Friday, July 31, 2015

An Introduction to Arduino & S4A (Scratch for Arduino)

Arduino is a very popular hardware platform with makers & hobbyists. The microcontroller board provides sensors and actuators that allow for interaction with the physical world. The official website for Arduino ( defines it as:
Arduino is an open-source prototyping platform based on easy-to-use hardware and software. It's intended for anyone making interactive projects. Arduino boards are able to read inputs - light on a sensor, a finger on a button, or a Twitter message - and turn it into an output - activating a motor, turning on an LED, publishing something online. All this is defined by a set of instructions programmed through the Arduino Software (IDE)
A more detailed explanation of "What is Arduino?" can be found on the Arduino Intro page.

Personally, I find Arduino to be a very versatile platform, that provides the opportunity for children to unleash their creativity. It would also allow for the development of interdisciplinary projects. While designing projects for children, I am always on the lookout for platforms that allow for the development of problem solving skills, logical analysis and thinking-outside-the-box, without getting trapped in the intricacies of the platform itself. I was thrilled by the opportunities that Arduino could provide, but was really skeptical about using its IDE for younger students.

A program or code written for Arduino is called a "sketch". Arduino programs are usually written in C or C++.  However, these languages are too complex for the younger kids to master and use. Hence, I did my bit of research and came across S4A - Scratch for Arduino. Developed by Citilab, a group in Spain, it is an improvised version of Scratch from MIT, with instructions that can be used to control the Arduino hardware. Here was the perfect solution to my dilemma: My students are already familiar with Scratch and absolutely love working with it; all they need to do is familiarize themseves with the extra set of instructions for the hardware. The instructions, written in plain English, are simple enough for the kids to understand and are very intuitive to use. It would open up the Arduino platform for them, without getting tangled in the intricacies of the syntax and grammar of a formal programming language.

The S4A site provides instructions on the download and installation; and frankly, it's quite a simple process. The main difference from the online Scratch is that you need to download and install S4A on your machine. And you are not allowed to share the S4A projects on the Scratch community website. The Arduino board is represented as a Sprite on this version of Scratch, and you have access to blocks that can perform digital/analog reads and writes, as well as blocks that can control motors. S4A is compatible with a few versions of Arduino, but I'll be primarily working with the Arduino Uno. Unless specifically mentioned, all references to Arduino in this blog will default to the Uno.

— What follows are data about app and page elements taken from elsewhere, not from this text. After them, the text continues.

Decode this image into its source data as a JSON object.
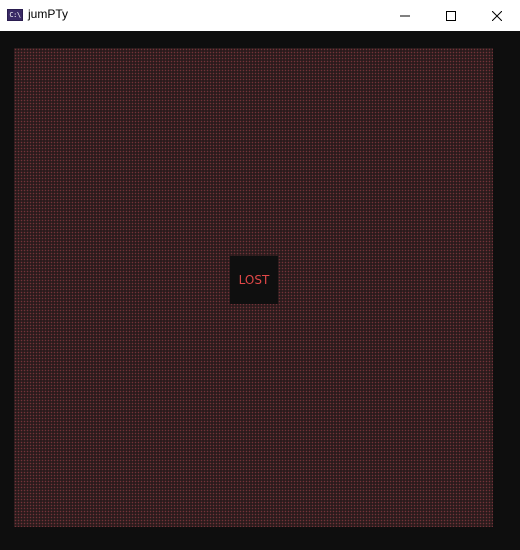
{
  "window": {
    "title": "jumPTy",
    "icon_label": "C:\\"
  },
  "controls": {
    "minimize_icon": "minimize-icon",
    "maximize_icon": "maximize-icon",
    "close_icon": "close-icon"
  },
  "game": {
    "status": "LOST",
    "status_color": "#e04848",
    "board_color": "#2a1b1c"
  }
}
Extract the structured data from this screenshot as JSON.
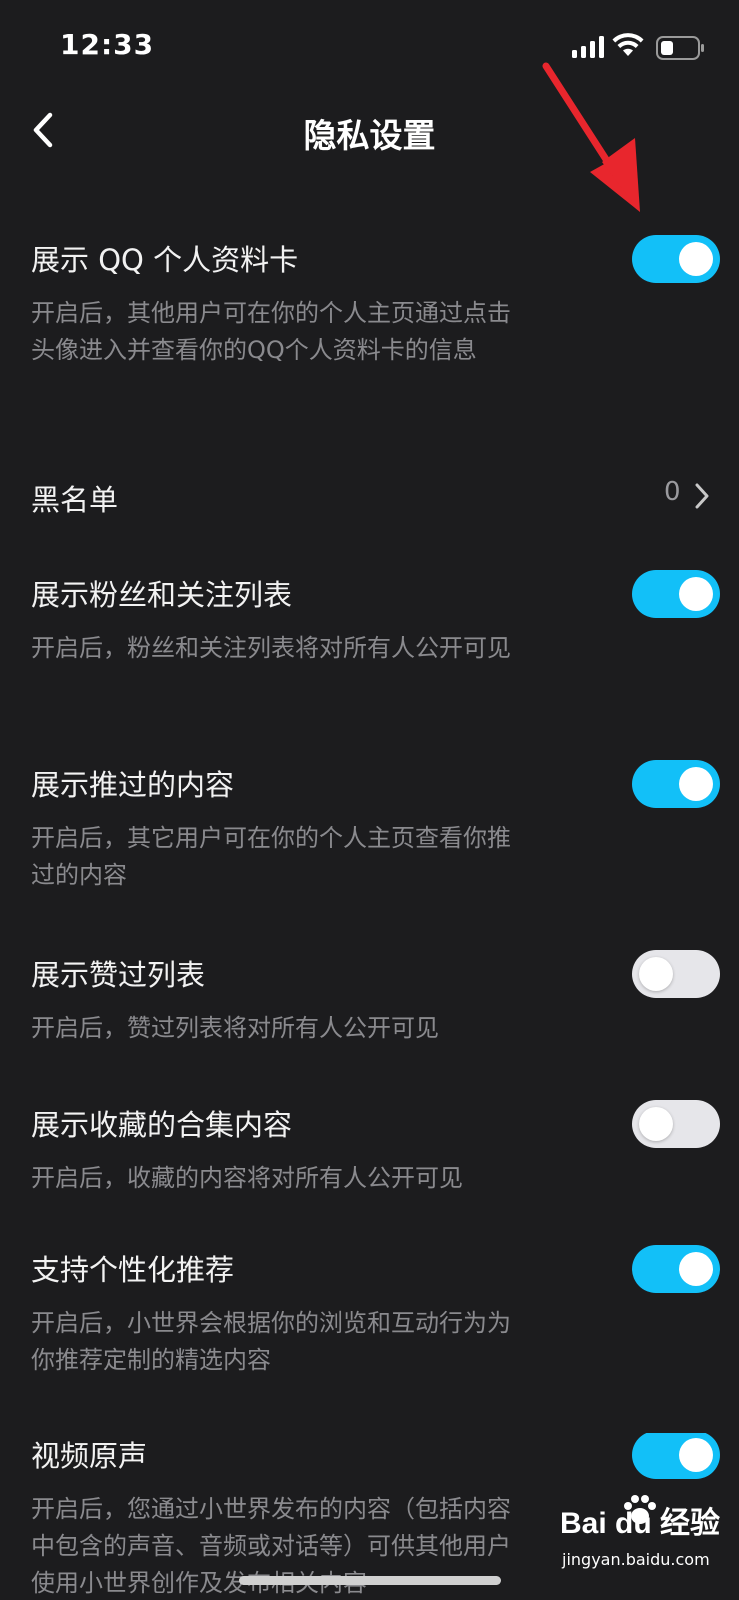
{
  "status_bar": {
    "time": "12:33"
  },
  "header": {
    "title": "隐私设置"
  },
  "settings": [
    {
      "title": "展示 QQ 个人资料卡",
      "description": "开启后，其他用户可在你的个人主页通过点击头像进入并查看你的QQ个人资料卡的信息",
      "enabled": true
    },
    {
      "title": "黑名单",
      "count": "0"
    },
    {
      "title": "展示粉丝和关注列表",
      "description": "开启后，粉丝和关注列表将对所有人公开可见",
      "enabled": true
    },
    {
      "title": "展示推过的内容",
      "description": "开启后，其它用户可在你的个人主页查看你推过的内容",
      "enabled": true
    },
    {
      "title": "展示赞过列表",
      "description": "开启后，赞过列表将对所有人公开可见",
      "enabled": false
    },
    {
      "title": "展示收藏的合集内容",
      "description": "开启后，收藏的内容将对所有人公开可见",
      "enabled": false
    },
    {
      "title": "支持个性化推荐",
      "description": "开启后，小世界会根据你的浏览和互动行为为你推荐定制的精选内容",
      "enabled": true
    },
    {
      "title": "视频原声",
      "description": "开启后，您通过小世界发布的内容（包括内容中包含的声音、音频或对话等）可供其他用户使用小世界创作及发布相关内容",
      "enabled": true
    }
  ],
  "watermark": {
    "logo": "Bai du 经验",
    "url": "jingyan.baidu.com"
  },
  "colors": {
    "background": "#1c1c1e",
    "toggle_on": "#12c0f8",
    "toggle_off": "#e6e6ea",
    "annotation_arrow": "#e8262d"
  }
}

In the upcoming weeks, I'll be posting a few projects for Arduino, using S4A as the IDE.

No comments:

Post a Comment